▶ [DATA IN THIS EXERCISE]
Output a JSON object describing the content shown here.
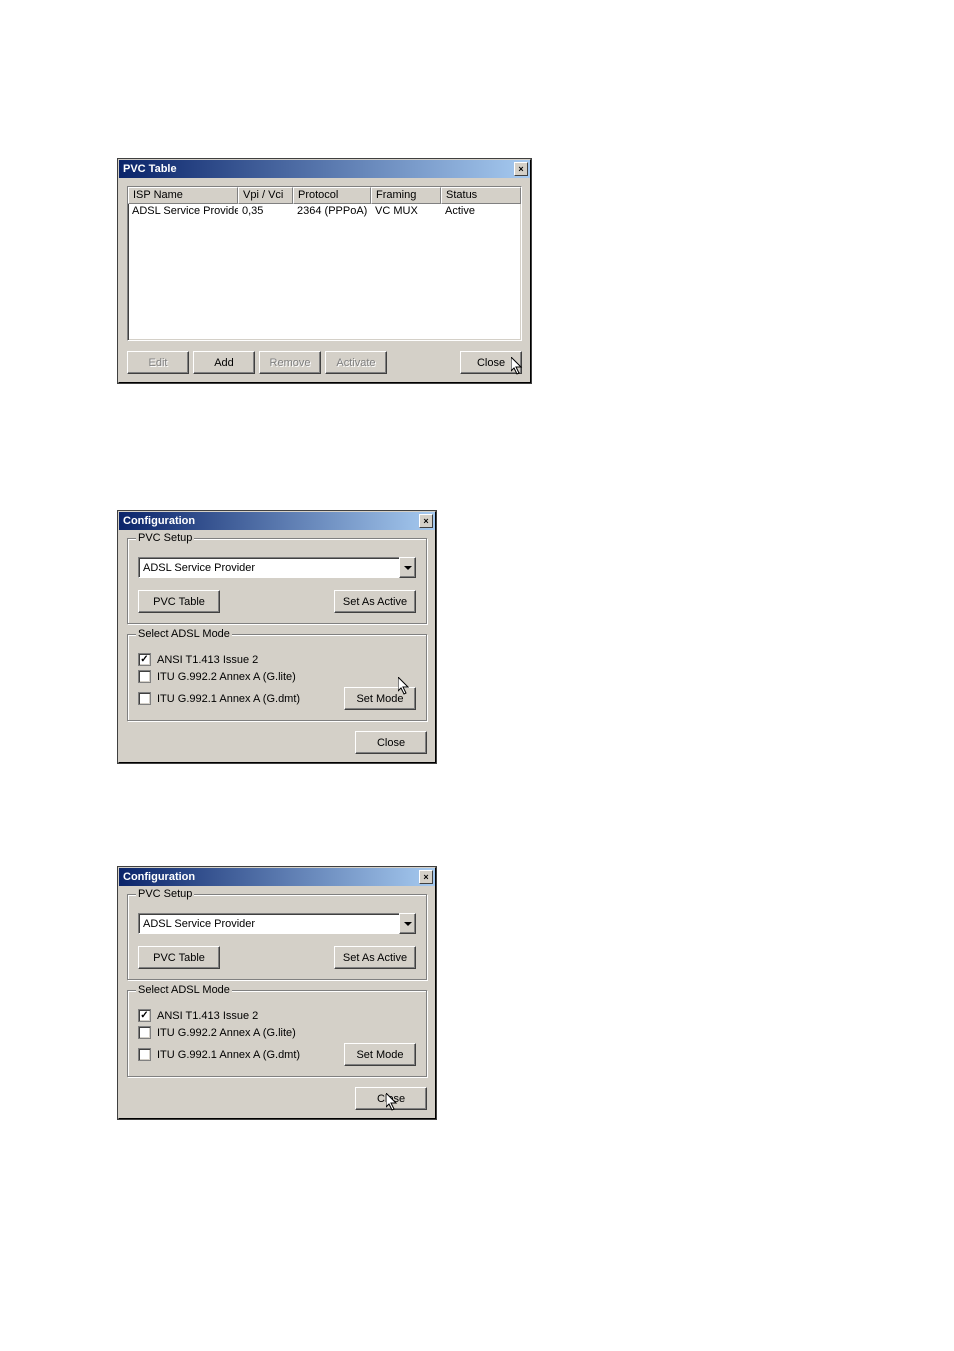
{
  "pvc_table": {
    "title": "PVC Table",
    "columns": {
      "isp": "ISP Name",
      "vpivci": "Vpi / Vci",
      "protocol": "Protocol",
      "framing": "Framing",
      "status": "Status"
    },
    "row": {
      "isp": "ADSL Service Provider",
      "vpivci": "0,35",
      "protocol": "2364 (PPPoA)",
      "framing": "VC MUX",
      "status": "Active"
    },
    "buttons": {
      "edit": "Edit",
      "add": "Add",
      "remove": "Remove",
      "activate": "Activate",
      "close": "Close"
    }
  },
  "config1": {
    "title": "Configuration",
    "pvc_setup": {
      "legend": "PVC Setup",
      "provider": "ADSL Service Provider",
      "pvc_table_btn": "PVC Table",
      "set_active_btn": "Set As Active"
    },
    "adsl_mode": {
      "legend": "Select ADSL Mode",
      "opt1": "ANSI T1.413 Issue 2",
      "opt2": "ITU G.992.2 Annex A (G.lite)",
      "opt3": "ITU G.992.1 Annex A (G.dmt)",
      "set_mode_btn": "Set Mode"
    },
    "close_btn": "Close"
  },
  "config2": {
    "title": "Configuration",
    "pvc_setup": {
      "legend": "PVC Setup",
      "provider": "ADSL Service Provider",
      "pvc_table_btn": "PVC Table",
      "set_active_btn": "Set As Active"
    },
    "adsl_mode": {
      "legend": "Select ADSL Mode",
      "opt1": "ANSI T1.413 Issue 2",
      "opt2": "ITU G.992.2 Annex A (G.lite)",
      "opt3": "ITU G.992.1 Annex A (G.dmt)",
      "set_mode_btn": "Set Mode"
    },
    "close_btn": "Close"
  }
}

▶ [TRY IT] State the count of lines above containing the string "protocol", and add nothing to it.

▶ [EXPECTED ANSWER] 2